By Wendy K.
They had barely made it through breakfast before the inevitable, daily clash between Johnny and Murdoch had begun. When they’d both turned to him, each looking for an ally, Scott had escaped through the French doors, leaving an almost visible ripple in his wake.
Circling around the house towards the kitchen, he stopped on the porch and took several deep breaths in an effort to maintain his composure. It had rained earlier and the smell of the warm, moist earth filled his nostrils. In the garden just outside the back door, some cheery yellow blossoms bobbed their heads in the breeze.
The sound of the kitchen door opening broke his reverie and he turned to give Teresa a weak version of his usually bright smile.
“Scott,” she asked as she settled herself on the porch swing and patted the spot beside her. “What’s wrong?”
The young rancher gave up on being composed and let loose with his frustrations. “Why do they always put me on the spot that way? They’re always pressuring me to pick a side or magically produce a workable solution out of thin air. It’s all so exasperating. I swear, one of these days….”
“Scott,” Teresa broke in gently. “Please, come and sit down.”
As he settled himself next to his father’s ward, he let out a deep breath, trying to release some of the tension he was feeling. He sat perched on the edge of the swing, elbows on knees and hat in his hands. “What are you doing out here?”

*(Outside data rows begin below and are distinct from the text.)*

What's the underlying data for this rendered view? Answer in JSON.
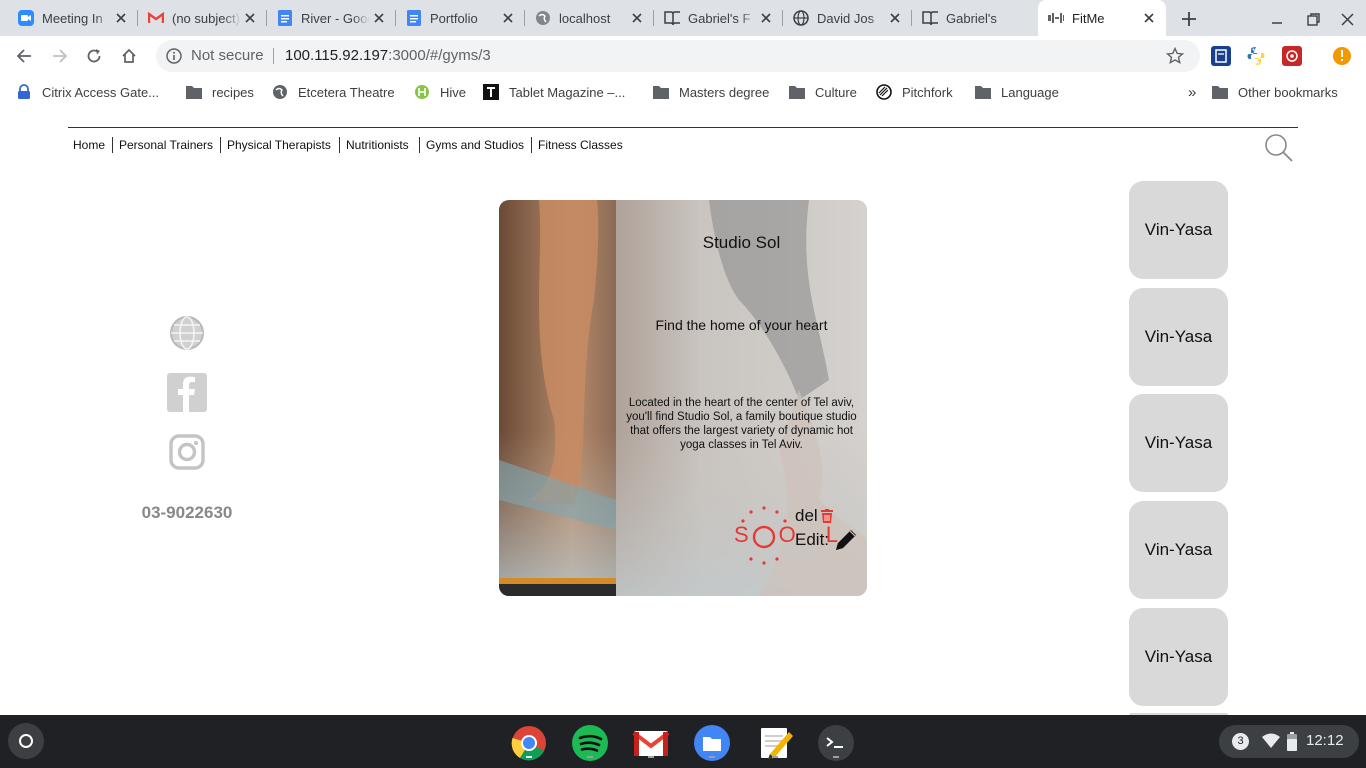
{
  "browser": {
    "tabs": [
      {
        "title": "Meeting In",
        "icon": "zoom-icon"
      },
      {
        "title": "(no subject)",
        "icon": "gmail-icon"
      },
      {
        "title": "River - Google Docs",
        "icon": "docs-icon"
      },
      {
        "title": "Portfolio",
        "icon": "docs-icon"
      },
      {
        "title": "localhost",
        "icon": "globe-icon"
      },
      {
        "title": "Gabriel's F",
        "icon": "book-icon"
      },
      {
        "title": "David Jos",
        "icon": "globe-icon"
      },
      {
        "title": "Gabriel's",
        "icon": "book-icon"
      },
      {
        "title": "FitMe",
        "icon": "fitme-icon",
        "active": true
      }
    ],
    "security_label": "Not secure",
    "url_host": "100.115.92.197",
    "url_rest": ":3000/#/gyms/3",
    "bookmarks": [
      {
        "label": "Citrix Access Gate...",
        "icon": "citrix-icon"
      },
      {
        "label": "recipes",
        "icon": "folder-icon"
      },
      {
        "label": "Etcetera Theatre",
        "icon": "globe-icon"
      },
      {
        "label": "Hive",
        "icon": "hive-icon"
      },
      {
        "label": "Tablet Magazine –...",
        "icon": "tablet-icon"
      },
      {
        "label": "Masters degree",
        "icon": "folder-icon"
      },
      {
        "label": "Culture",
        "icon": "folder-icon"
      },
      {
        "label": "Pitchfork",
        "icon": "pitchfork-icon"
      },
      {
        "label": "Language",
        "icon": "folder-icon"
      }
    ],
    "overflow": "»",
    "other_bookmarks": "Other bookmarks"
  },
  "site": {
    "nav": [
      "Home",
      "Personal Trainers",
      "Physical Therapists",
      "Nutritionists",
      "Gyms and Studios",
      "Fitness Classes"
    ],
    "phone": "03-9022630",
    "studio": {
      "name": "Studio Sol",
      "tagline": "Find the home of your heart",
      "description": "Located in the heart of the center of Tel aviv, you'll find Studio Sol, a family boutique studio that offers the largest variety of dynamic hot yoga classes in Tel Aviv.",
      "del_label": "del",
      "edit_label": "Edit:",
      "logo_text": "SOL"
    },
    "classes": [
      "Vin-Yasa",
      "Vin-Yasa",
      "Vin-Yasa",
      "Vin-Yasa",
      "Vin-Yasa"
    ]
  },
  "shelf": {
    "apps": [
      "chrome-icon",
      "spotify-icon",
      "gmail-icon",
      "files-icon",
      "text-editor-icon",
      "terminal-icon"
    ],
    "notification_count": "3",
    "time": "12:12"
  },
  "colors": {
    "accent_red": "#e53935",
    "card_overlay": "#d9d9d9",
    "shelf": "#202124"
  }
}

“Well, it’s such a lovely morning, I thought I’d enjoy a little of it before I start on the day’s chores,” she replied, brown eyes warm. Attempting to distract the upset man, she gestured at the sky off to the west where the arc of a rainbow sparkled in the early morning sunshine. “What do you see?”
“A rainbow,” he replied, eyes going distant. “I learned in my science classes at Harvard that it’s an effect of the sunlight passing through water droplets in the atmosphere. Did you know that a rainbow doesn’t really exist at a particular location? It’s an illusion depending on the observer’s location and the position of the sun. If you went and stood where the rainbow is, you wouldn’t see it. There wouldn’t be anything there.”

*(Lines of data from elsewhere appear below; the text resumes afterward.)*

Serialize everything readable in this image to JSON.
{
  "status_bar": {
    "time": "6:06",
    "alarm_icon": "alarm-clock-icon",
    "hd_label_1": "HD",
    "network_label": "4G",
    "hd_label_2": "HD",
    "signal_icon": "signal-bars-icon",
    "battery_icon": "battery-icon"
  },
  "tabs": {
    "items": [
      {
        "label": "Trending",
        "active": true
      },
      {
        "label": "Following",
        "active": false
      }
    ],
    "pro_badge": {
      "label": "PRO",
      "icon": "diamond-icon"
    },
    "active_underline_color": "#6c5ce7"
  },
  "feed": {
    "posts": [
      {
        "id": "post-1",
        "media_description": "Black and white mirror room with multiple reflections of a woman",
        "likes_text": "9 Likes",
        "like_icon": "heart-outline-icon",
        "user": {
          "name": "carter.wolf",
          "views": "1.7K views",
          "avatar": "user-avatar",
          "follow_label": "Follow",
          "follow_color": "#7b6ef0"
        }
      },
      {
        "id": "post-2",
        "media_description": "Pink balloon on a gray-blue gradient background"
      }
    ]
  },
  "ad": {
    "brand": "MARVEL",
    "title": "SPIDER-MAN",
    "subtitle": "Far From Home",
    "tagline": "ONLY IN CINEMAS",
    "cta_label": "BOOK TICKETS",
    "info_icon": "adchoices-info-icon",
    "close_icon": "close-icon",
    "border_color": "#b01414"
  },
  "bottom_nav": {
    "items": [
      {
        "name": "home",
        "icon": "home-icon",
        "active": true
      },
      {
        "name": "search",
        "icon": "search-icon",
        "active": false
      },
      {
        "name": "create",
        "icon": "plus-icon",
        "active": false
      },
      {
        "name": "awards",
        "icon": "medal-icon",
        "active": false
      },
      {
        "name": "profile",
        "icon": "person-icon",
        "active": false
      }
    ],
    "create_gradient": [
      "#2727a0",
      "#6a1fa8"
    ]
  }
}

“Really?” Teresa asked. She loved to listen to the former Bostonian discuss these types of unusual topics. Scott’s education far surpassed that of just about everyone she knew, except for maybe Dr. Jenkins. “So you’re saying that a rainbow only exists when someone sees it?”
“Well, not exactly,” Scott continued, warming to his subject. He enjoyed sharing what he knew and while Johnny and Murdoch tended to get a little glassy-eyed when he went off on scientific tangents, Teresa was always an eager listener. “You could say that each person sees their own rainbow. The raindrops all reflect and refract the light the same way but not all of the light reaches the observer’s eyes. And that all depends on where the observer is standing. Even now, with the two of us sitting here side by side, we might not be seeing the same rainbow.”
“We each see our own rainbow,” Teresa murmured, half to herself, fascinated. “Do you think Murdoch or Johnny would see the same rainbow?”
“Well, I assume…” Scott trailed off. “Actually, I couldn’t say. I sometimes wonder if they could see the rainbow at all.”
He was silent for a time before he asked the girl, “What do you see?”
Teresa realized with a start that they weren’t really talking about rainbows anymore. She turned to look Scott directly in the eye, answering solemnly. “Something that should be appreciated for what it is, enjoyed for however long it lasts and then let go when it is gone.”
Scott leaned back and put his arm around the slender, brown-haired girl beside him. He used one booted foot to gently push the swing back and forth. The distant rain clouds moved on and the rainbow soon faded but the sun was much higher in the sky before either of them moved.